1) I love slow cookers, cooking and baking. I bake my own bread; I'm working my way through The Cake Book by Tish Boyle and have actually managed to make my own notes. Amazing because I never write my notes for any recipe I try out, relying instead on my completely reliable long term memory. This is fine when I've made the recipe a million times, but not so fine when it's my completely unreliable short term memory.
2) I do A LOT of laundry and I have a sister who is occasionally more knowledgable about certain things than I am. Usually, I am but in this case my sister actually found something that I'd never even considered for some reason, especially because this particular thing is right up my alley.
My ideas on #1 can fill several posts on their own so I won't address that here except to say that I just made slow cooker lasagna. It was just the same as making oven lasagna down to layering and the order things are layered. The only difference was how to cook it. I used the slow cooker because I have shit to do and I don't have time to get it all ready to go and then stand there and have to deal with the oven. I have to make recipes that require more than 40 min total (prep and cook time) bkc (before kid craziness) or akb (after kids bedtime). I will, if it works out, prep things ahead of time, etc. But the thing that works for me, that I will remember to do, is to make double for the meal and freeze half for another day. Everyone knows that lasagna and many sauces taste better a day or two later anyway.

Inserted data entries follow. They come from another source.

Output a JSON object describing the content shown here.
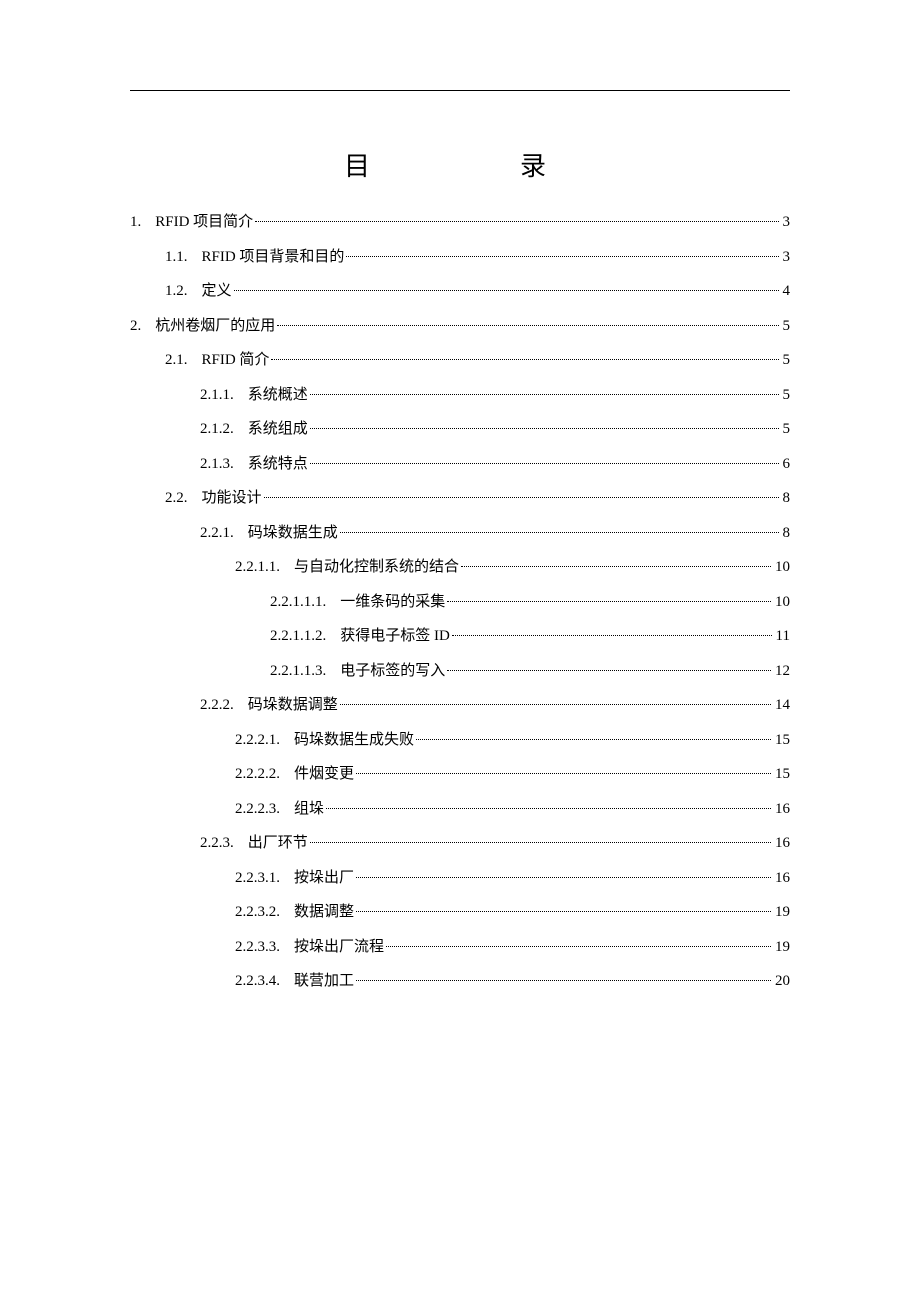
{
  "title": "目录",
  "toc": [
    {
      "indent": 0,
      "num": "1. ",
      "label": "RFID 项目简介",
      "page": "3"
    },
    {
      "indent": 35,
      "num": "1.1.",
      "label": "RFID 项目背景和目的",
      "page": "3"
    },
    {
      "indent": 35,
      "num": "1.2.",
      "label": "定义",
      "page": "4"
    },
    {
      "indent": 0,
      "num": "2.",
      "label": "杭州卷烟厂的应用",
      "page": "5"
    },
    {
      "indent": 35,
      "num": "2.1.",
      "label": "RFID 简介",
      "page": "5"
    },
    {
      "indent": 70,
      "num": "2.1.1.",
      "label": "系统概述",
      "page": "5"
    },
    {
      "indent": 70,
      "num": "2.1.2.",
      "label": "系统组成",
      "page": "5"
    },
    {
      "indent": 70,
      "num": "2.1.3.",
      "label": "系统特点",
      "page": "6"
    },
    {
      "indent": 35,
      "num": "2.2.",
      "label": "功能设计",
      "page": "8"
    },
    {
      "indent": 70,
      "num": "2.2.1.",
      "label": "码垛数据生成",
      "page": "8"
    },
    {
      "indent": 105,
      "num": "2.2.1.1.",
      "label": "与自动化控制系统的结合",
      "page": "10"
    },
    {
      "indent": 140,
      "num": "2.2.1.1.1.",
      "label": "一维条码的采集",
      "page": "10"
    },
    {
      "indent": 140,
      "num": "2.2.1.1.2.",
      "label": "获得电子标签 ID",
      "page": "11"
    },
    {
      "indent": 140,
      "num": "2.2.1.1.3.",
      "label": "电子标签的写入",
      "page": "12"
    },
    {
      "indent": 70,
      "num": "2.2.2.",
      "label": "码垛数据调整",
      "page": "14"
    },
    {
      "indent": 105,
      "num": "2.2.2.1.",
      "label": "码垛数据生成失败",
      "page": "15"
    },
    {
      "indent": 105,
      "num": "2.2.2.2.",
      "label": "件烟变更",
      "page": "15"
    },
    {
      "indent": 105,
      "num": "2.2.2.3.",
      "label": "组垛",
      "page": "16"
    },
    {
      "indent": 70,
      "num": "2.2.3.",
      "label": "出厂环节",
      "page": "16"
    },
    {
      "indent": 105,
      "num": "2.2.3.1.",
      "label": "按垛出厂",
      "page": "16"
    },
    {
      "indent": 105,
      "num": "2.2.3.2.",
      "label": "数据调整",
      "page": "19"
    },
    {
      "indent": 105,
      "num": "2.2.3.3.",
      "label": "按垛出厂流程",
      "page": "19"
    },
    {
      "indent": 105,
      "num": "2.2.3.4.",
      "label": "联营加工",
      "page": "20"
    }
  ]
}
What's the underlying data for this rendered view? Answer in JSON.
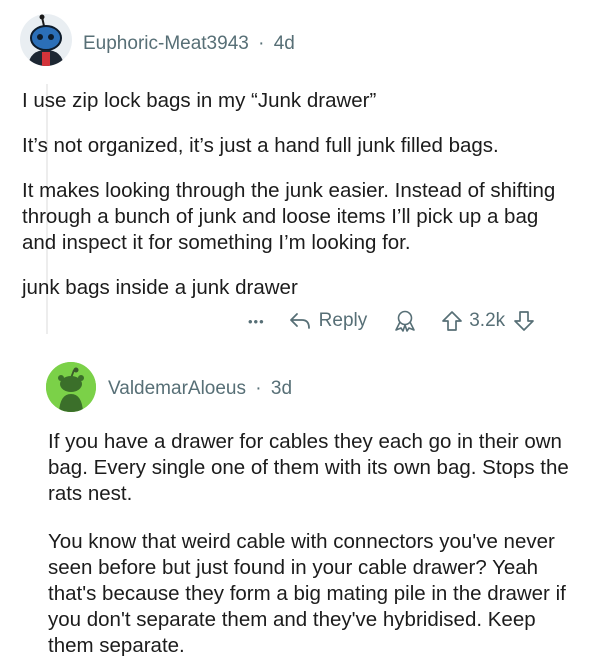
{
  "comments": [
    {
      "author": "Euphoric-Meat3943",
      "separator": "·",
      "age": "4d",
      "paragraphs": [
        "I use zip lock bags in my “Junk drawer”",
        "It’s not organized, it’s just a hand full junk filled bags.",
        "It makes looking through the junk easier.  Instead of shifting through a bunch of junk and loose items I’ll pick up a bag and inspect it for something I’m looking for.",
        "junk bags inside a junk drawer"
      ],
      "actions": {
        "more": "•••",
        "reply_label": "Reply",
        "score": "3.2k"
      },
      "icons": [
        "more-icon",
        "reply-arrow-icon",
        "award-icon",
        "upvote-icon",
        "downvote-icon"
      ],
      "avatar_color": "#2b6fb8"
    },
    {
      "author": "ValdemarAloeus",
      "separator": "·",
      "age": "3d",
      "paragraphs": [
        "If you have a drawer for cables they each go in their own bag. Every single one of them with its own bag. Stops the rats nest.",
        "You know that weird cable with connectors you've never seen before but just found in your cable drawer? Yeah that's because they form a big mating pile in the drawer if you don't separate them and they've hybridised. Keep them separate."
      ],
      "avatar_color": "#7bd148"
    }
  ],
  "colors": {
    "thread_line": "#e6e6e6",
    "meta_text": "#576f76",
    "body_text": "#1c1c1c"
  }
}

My thoughts about #2 are that this idea is SUPER AWESOME. First of all, it's not my idea. It's floating around on the internet and if you search for "make a year's worth of laundry detergent" you will find two different but essentially the same methods for making your own 1 year worth of laundry detergent. You will find instructions for to make 1 year of liquid laundry detergent and 1 year of powder detergent. The one I looked at was the powder because it's better for the drum of your washer to use powder. You can use either recipe for HE washers.
1 Year Worth of Powder Detergent
1 Year Worth of Liquid Detergent that I haven't attempted yet and will be in a separate blog post.
Notes about the powder instructions:
It only says that it's for a family of four and the post is about a year old. I figured the instructions are for a single load for about 10 loads per week (about average for a family of 4 that have 1 or none small children) using current prices. Prices might vary depending on where and when you will get the items to make it and how diligent you are at bargain hunting. I'm pretty lazy but I don't mind a little leg work.
Using vinegar instead of "normal" fabric softeners is easy for me because I already have a ton of it in the house because I use it for almost everything. With washers, it's good for cleaning the washer and the hoses. It's also better because it actually removes the odors from clothing, including odors from smoking. The other fabric softeners along with regular detergents just cover all that up with their own fragrance.
Ok, so I spent a little time doing the pricing. This price list is for the average family of 4 that includes linens and sports laundry. We are a family of 5, 3 of whom are kids 4 and under so we have many extra loads due to anything you can think of. These calculations also assume that every load is 1 regular load using the exact amount recommended per the instructions for each item for the current method of laundry that I use. The instructions for the DIY laundry detergent is what is made ignoring the manufacturer's load recommendations per item.
These prices are using current January 2013 pricing from Amazon, Costco, dollar stores, and Safeway:
This is what I would normally buy for 520 loads. I try not to think about the fact that I do more than an average of 520 loads per year because the price for 520 loads per year already stresses me out a little.
My way:ALL fragrance/dye free detergent 96 loads 15.50 = 83.9
Tide Boost fragrance/dye free 20 pack 11$ = 286
Oxiclean chlorine free/fragrance free 220 loads 27.33= 64.6
576$ per year for 520 loads
Ok, I don't like that amount in the slightest. If we used the regular old fragranced dyed stuff, it would be less expensive, but not by much. Just imagine if you add in dry cleaning costs if you regularly take things to the dry cleaner and brand name dryer sheets if you use them... etc.
Below is the amount using the instructions and items minus the Purex because I don't use fabric softener and when I do I use white vinegar:
5.5 oz laundry bar 1.5 loads 7.56$
55oz washing soda 13 loads 9.97$
13.5lb bag baking soda 27 loads 16.79$
22 oz oxygen cleaner from dollar store 4$
$186 (with the vinegar) dollars for 520 loads of laundry vs. about $576 (using vinegar)per year for 520 loads
My sister would like to add: Wear a dust mask and some gloves. Microwave the soap (chop it up and zap it for 3 min) and rub it in your hands to turn it to powder. The dust mask is because the whole process of handling and mixing all that powder creates a lot of dust. She also says, "I have found, so far, that there is no scent. I'm sure if you use more of the Pyrex crystals you would get more scent or possibly if you don't microwave the soap. The comments in the blog talk about it 'smelling so good' but those are people who used a food processor or grater."
I don't know, I think if you have a sensitive nose or have migraines or both that you would notice because I know I would.
Peace, Love and Chicken Grease.